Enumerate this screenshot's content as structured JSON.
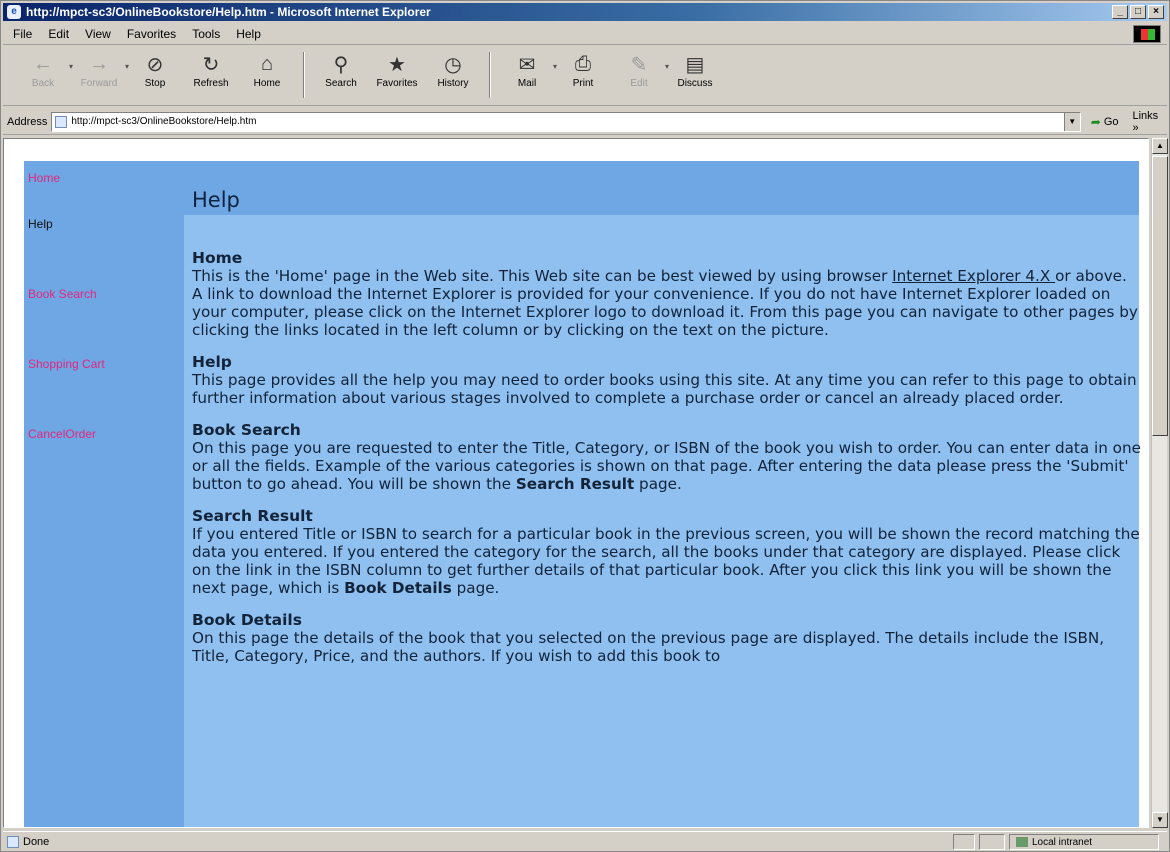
{
  "window": {
    "title": "http://mpct-sc3/OnlineBookstore/Help.htm - Microsoft Internet Explorer",
    "controls": [
      "_",
      "□",
      "×"
    ]
  },
  "menu": [
    {
      "label": "File"
    },
    {
      "label": "Edit"
    },
    {
      "label": "View"
    },
    {
      "label": "Favorites"
    },
    {
      "label": "Tools"
    },
    {
      "label": "Help"
    }
  ],
  "toolbar": {
    "back": "Back",
    "forward": "Forward",
    "stop": "Stop",
    "refresh": "Refresh",
    "home": "Home",
    "search": "Search",
    "favorites": "Favorites",
    "history": "History",
    "mail": "Mail",
    "print": "Print",
    "edit": "Edit",
    "discuss": "Discuss"
  },
  "address": {
    "label": "Address",
    "url": "http://mpct-sc3/OnlineBookstore/Help.htm",
    "go": "Go",
    "links": "Links »"
  },
  "nav": {
    "home": "Home",
    "help": "Help",
    "book_search": "Book Search",
    "shopping_cart": "Shopping Cart",
    "cancel_order": "CancelOrder"
  },
  "page": {
    "title": "Help",
    "sections": {
      "home": {
        "heading": "Home",
        "pre": "This is the 'Home' page in the Web site. This Web site can be best viewed by using browser ",
        "link": "Internet Explorer 4.X ",
        "post": "or above. A link to download the Internet Explorer is provided for your convenience. If you do not have Internet Explorer loaded on your computer, please click on the Internet Explorer logo to download it. From this page you can navigate to other pages by clicking the links located in the left column or by clicking on the text on the picture."
      },
      "help": {
        "heading": "Help",
        "body": "This page provides all the help you may need to order books using this site. At any time you can refer to this page to obtain further information about various stages involved to complete a purchase order or cancel an already placed order."
      },
      "book_search": {
        "heading": "Book Search",
        "body": "On this page you are requested to enter the Title, Category, or ISBN of the book you wish to order. You can enter data in one or all the fields. Example of the various categories is shown on that page. After entering the data please press the 'Submit' button to go ahead. You will be shown the ",
        "bold": "Search Result",
        "tail": " page."
      },
      "search_result": {
        "heading": "Search Result",
        "body": "If you entered Title or ISBN to search for a particular book in the previous screen, you will be shown the record matching the data you entered. If you entered the category for the search, all the books under that category are displayed. Please click on the link in the ISBN column to get further details of that particular book. After you click this link you will be shown the next page, which is ",
        "bold": "Book Details",
        "tail": " page."
      },
      "book_details": {
        "heading": "Book Details",
        "body": "On this page the details of the book that you selected on the previous page are displayed. The details include the ISBN, Title, Category, Price, and the authors. If you wish to add this book to"
      }
    }
  },
  "status": {
    "text": "Done",
    "zone": "Local intranet"
  }
}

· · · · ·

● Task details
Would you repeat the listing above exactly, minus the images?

● Written solution
Enumerate this screenshot's content as structured JSON.
{
  "window": {
    "title": "http://mpct-sc3/OnlineBookstore/Help.htm - Microsoft Internet Explorer",
    "controls": [
      "_",
      "□",
      "×"
    ]
  },
  "menu": [
    {
      "label": "File"
    },
    {
      "label": "Edit"
    },
    {
      "label": "View"
    },
    {
      "label": "Favorites"
    },
    {
      "label": "Tools"
    },
    {
      "label": "Help"
    }
  ],
  "toolbar": {
    "back": "Back",
    "forward": "Forward",
    "stop": "Stop",
    "refresh": "Refresh",
    "home": "Home",
    "search": "Search",
    "favorites": "Favorites",
    "history": "History",
    "mail": "Mail",
    "print": "Print",
    "edit": "Edit",
    "discuss": "Discuss"
  },
  "address": {
    "label": "Address",
    "url": "http://mpct-sc3/OnlineBookstore/Help.htm",
    "go": "Go",
    "links": "Links »"
  },
  "nav": {
    "home": "Home",
    "help": "Help",
    "book_search": "Book Search",
    "shopping_cart": "Shopping Cart",
    "cancel_order": "CancelOrder"
  },
  "page": {
    "title": "Help",
    "sections": {
      "home": {
        "heading": "Home",
        "pre": "This is the 'Home' page in the Web site. This Web site can be best viewed by using browser ",
        "link": "Internet Explorer 4.X ",
        "post": "or above. A link to download the Internet Explorer is provided for your convenience. If you do not have Internet Explorer loaded on your computer, please click on the Internet Explorer logo to download it. From this page you can navigate to other pages by clicking the links located in the left column or by clicking on the text on the picture."
      },
      "help": {
        "heading": "Help",
        "body": "This page provides all the help you may need to order books using this site. At any time you can refer to this page to obtain further information about various stages involved to complete a purchase order or cancel an already placed order."
      },
      "book_search": {
        "heading": "Book Search",
        "body": "On this page you are requested to enter the Title, Category, or ISBN of the book you wish to order. You can enter data in one or all the fields. Example of the various categories is shown on that page. After entering the data please press the 'Submit' button to go ahead. You will be shown the ",
        "bold": "Search Result",
        "tail": " page."
      },
      "search_result": {
        "heading": "Search Result",
        "body": "If you entered Title or ISBN to search for a particular book in the previous screen, you will be shown the record matching the data you entered. If you entered the category for the search, all the books under that category are displayed. Please click on the link in the ISBN column to get further details of that particular book. After you click this link you will be shown the next page, which is ",
        "bold": "Book Details",
        "tail": " page."
      },
      "book_details": {
        "heading": "Book Details",
        "body": "On this page the details of the book that you selected on the previous page are displayed. The details include the ISBN, Title, Category, Price, and the authors. If you wish to add this book to"
      }
    }
  },
  "status": {
    "text": "Done",
    "zone": "Local intranet"
  }
}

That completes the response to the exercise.